PE Firms Knee-Deep In Orthopedic Space
Submitted by Claire Rychlewski in Chicago and Deborah Balshem in Fort Lauderdale
from Mergermarket, an Acuris company, a partner of the M&A Leadership Council
Make no bones about it, the orthopedic space is seen by private equity firms as ripe for consolidation, industry sources say.
After years of M&A activity in other areas such as dental, dermatology and ophthalmology, sponsors are seeking the next white-hot physician practice management (PPM) space. At the same time, orthopedic surgeons, who have historically shrugged their shoulders at private equity, are starting to loosen the grip on their practices as macro-trends threaten to cut into their profit.
Orthopedic surgeons are among the highest paid physicians, according to Ross DeDeyn, co-founder and managing director of boutique healthcare investment bank Concierge Capital Advisory. The 2019 Medscape Physician Compensation Report ranks orthopedists at the top of the food chain, earning $482,000 annually. Until now, highly profitable orthopedic groups have had little incentive to sell, DeDeyn said.
However, as service-based payments (or fee-for-service) reimbursement gives way to value-based care payments based on patient health outcomes, and as commercial payers grow larger, many orthopedists are facing rate pressures along with rising administrative and regulatory compliance costs, DeDeyn added. The need for capital-intensive technology such as MRI machines will also increase, he noted.
While orthopedists have not seen major cuts in their reimbursement rates yet, the possibility looms as the healthcare environment evolves, according to John Riddle, managing director and head of Brown Gibbons Lang’s healthcare and life sciences advisory.
“If you look at when consolidation kicked off in other specialties, like dermatology, it started after there was a big rate cut,” Riddle said. “Ortho hasn’t had it yet, but they sense it may be coming.”
PE Breaking In
Meanwhile, though private equity firms typically shy away from reimbursement and regulatory risk, this attitude is changing as the PPM market heats up, DeDeyn said. Adding to the appeal is the fact that musculoskeletal expenditures are a rapidly growing portion of the healthcare spend, with people living longer and more active lives, said Bo Hinton, managing director of Coker Capital Advisors.
With the inclusion of ancillary services like ambulatory surgery centers, MRI, physical therapy and durable medical equipment, orthopedic practices can easily approach 20% operating margins, according to the sources. Furthermore, the physicians bring in enough take-home pay to carve out a decent amount of EBITDA for a sale process, they noted.

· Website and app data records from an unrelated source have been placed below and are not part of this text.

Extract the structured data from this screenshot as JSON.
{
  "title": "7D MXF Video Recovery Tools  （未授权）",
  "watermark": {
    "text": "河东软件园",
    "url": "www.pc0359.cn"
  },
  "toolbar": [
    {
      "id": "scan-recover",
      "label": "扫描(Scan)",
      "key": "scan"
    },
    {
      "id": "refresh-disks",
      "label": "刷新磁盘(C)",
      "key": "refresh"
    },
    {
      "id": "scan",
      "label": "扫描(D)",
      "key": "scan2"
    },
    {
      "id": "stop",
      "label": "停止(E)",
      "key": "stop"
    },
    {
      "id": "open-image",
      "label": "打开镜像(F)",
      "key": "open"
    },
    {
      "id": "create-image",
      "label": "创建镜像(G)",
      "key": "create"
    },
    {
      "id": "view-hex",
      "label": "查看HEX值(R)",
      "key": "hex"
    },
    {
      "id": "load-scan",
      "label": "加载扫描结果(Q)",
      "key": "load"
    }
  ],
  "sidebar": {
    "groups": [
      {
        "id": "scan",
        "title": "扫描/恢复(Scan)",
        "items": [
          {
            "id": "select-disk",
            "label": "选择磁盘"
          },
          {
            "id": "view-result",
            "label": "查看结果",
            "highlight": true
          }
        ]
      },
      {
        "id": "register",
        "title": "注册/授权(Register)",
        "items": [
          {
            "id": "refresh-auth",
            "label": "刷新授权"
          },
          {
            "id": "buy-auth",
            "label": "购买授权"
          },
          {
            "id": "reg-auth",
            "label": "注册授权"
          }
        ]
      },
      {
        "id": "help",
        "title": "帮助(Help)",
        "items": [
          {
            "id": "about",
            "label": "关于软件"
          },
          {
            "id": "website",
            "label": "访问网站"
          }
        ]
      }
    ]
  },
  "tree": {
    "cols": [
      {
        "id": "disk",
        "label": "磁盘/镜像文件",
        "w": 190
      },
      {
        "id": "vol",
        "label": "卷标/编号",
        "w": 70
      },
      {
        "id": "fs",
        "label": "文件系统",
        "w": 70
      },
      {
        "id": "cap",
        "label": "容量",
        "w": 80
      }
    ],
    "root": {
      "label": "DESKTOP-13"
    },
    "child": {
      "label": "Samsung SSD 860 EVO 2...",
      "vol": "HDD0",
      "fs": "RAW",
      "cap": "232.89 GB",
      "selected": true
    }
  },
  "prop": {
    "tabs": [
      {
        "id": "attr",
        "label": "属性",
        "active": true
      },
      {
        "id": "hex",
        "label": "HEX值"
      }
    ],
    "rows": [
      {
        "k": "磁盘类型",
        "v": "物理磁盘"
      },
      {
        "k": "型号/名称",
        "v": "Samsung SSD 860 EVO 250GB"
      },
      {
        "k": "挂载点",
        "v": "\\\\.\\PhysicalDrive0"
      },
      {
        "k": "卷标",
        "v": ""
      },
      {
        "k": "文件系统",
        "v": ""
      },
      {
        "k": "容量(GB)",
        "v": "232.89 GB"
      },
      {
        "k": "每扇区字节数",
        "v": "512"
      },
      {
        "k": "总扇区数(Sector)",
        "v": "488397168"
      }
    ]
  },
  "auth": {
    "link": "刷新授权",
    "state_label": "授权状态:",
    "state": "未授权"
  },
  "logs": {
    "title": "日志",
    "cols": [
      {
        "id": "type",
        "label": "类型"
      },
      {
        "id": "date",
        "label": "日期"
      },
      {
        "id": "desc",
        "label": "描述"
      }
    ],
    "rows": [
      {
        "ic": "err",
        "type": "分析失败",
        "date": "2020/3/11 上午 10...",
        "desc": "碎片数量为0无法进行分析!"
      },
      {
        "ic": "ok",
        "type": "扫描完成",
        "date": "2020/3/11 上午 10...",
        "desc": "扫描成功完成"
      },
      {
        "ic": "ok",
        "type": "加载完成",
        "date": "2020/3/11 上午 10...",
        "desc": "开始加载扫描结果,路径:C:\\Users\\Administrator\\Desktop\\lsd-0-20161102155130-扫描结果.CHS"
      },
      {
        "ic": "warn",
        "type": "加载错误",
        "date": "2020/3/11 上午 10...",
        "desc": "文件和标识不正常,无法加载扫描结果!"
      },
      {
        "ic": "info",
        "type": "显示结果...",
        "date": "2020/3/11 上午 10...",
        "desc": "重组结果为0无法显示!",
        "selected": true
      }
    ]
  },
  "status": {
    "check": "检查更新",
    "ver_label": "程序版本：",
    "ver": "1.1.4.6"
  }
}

While consolidation in ortho is still in its early days, larger platform groups will likely fetch 10x EBITDA or more, the sources agreed.
Riddle cautioned that growing an orthopedic platform is more complex than expanding a dermatology or dental platform. Given their partnerships with hospitals, orthopedic practices tend to be localized businesses, and success hinges on increasing regional density, he added.

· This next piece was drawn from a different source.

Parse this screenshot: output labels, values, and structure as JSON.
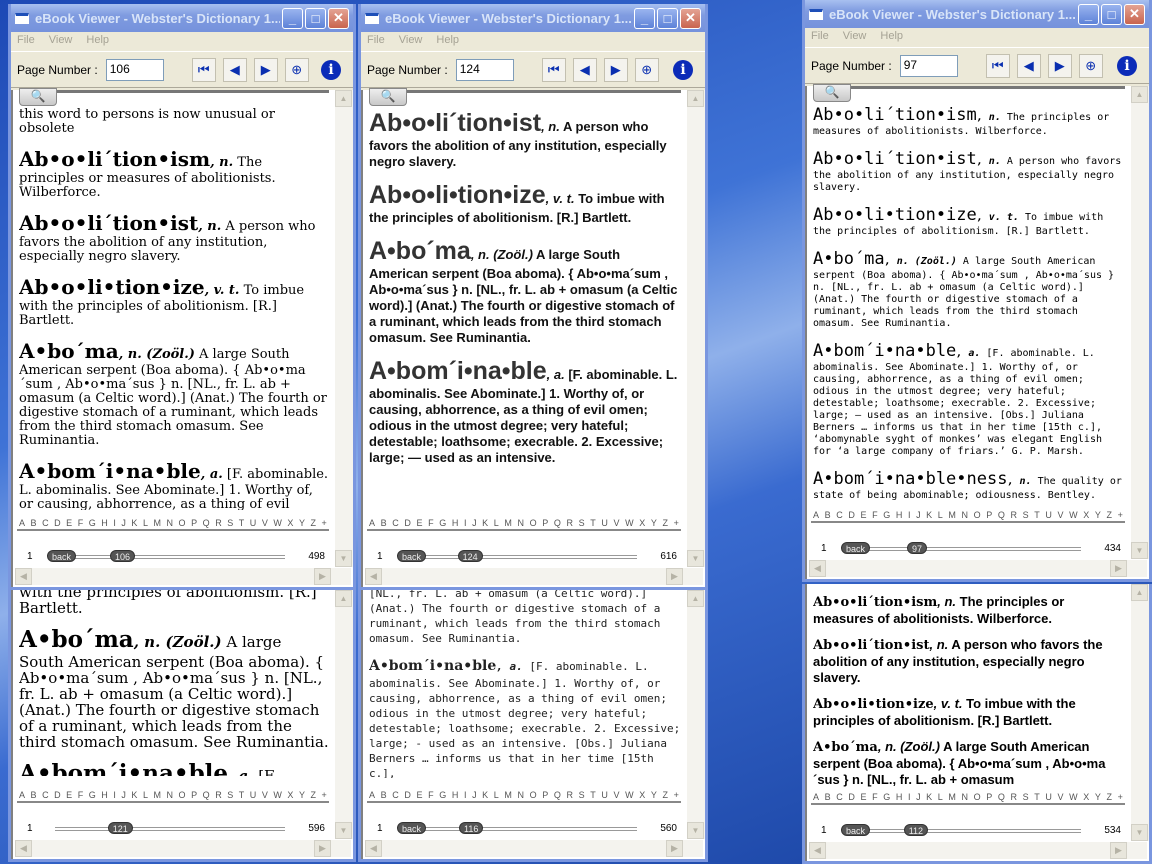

Hinton said the investor-backed PPM model is evolving from a governance perspective, with private equity firms giving more control to local physicians, alleviating an aspect that has been a bone of contention particularly among surgeons.
In the last month, Beacon Orthopaedics sold to Revelstoke Capital Partners and Orthopaedic & Neurosurgery Specialists was acquired by Kohlberg & Company. Terms of those deals were not disclosed.
With a plethora of private equity money competing for assets and a dwindling number of yet-to-consolidate specialties, more deals are expected near-term, according to the sources.
“The right investor with the right group could make a lot of money in orthopedics,” Riddle said.
Claire Rychlewski is a senior healthcare reporter in Chicago for Mergermarket. Deborah Balshem is a senior reporter for Mergermarket who covers multiple industries from Fort Lauderdale, Florida.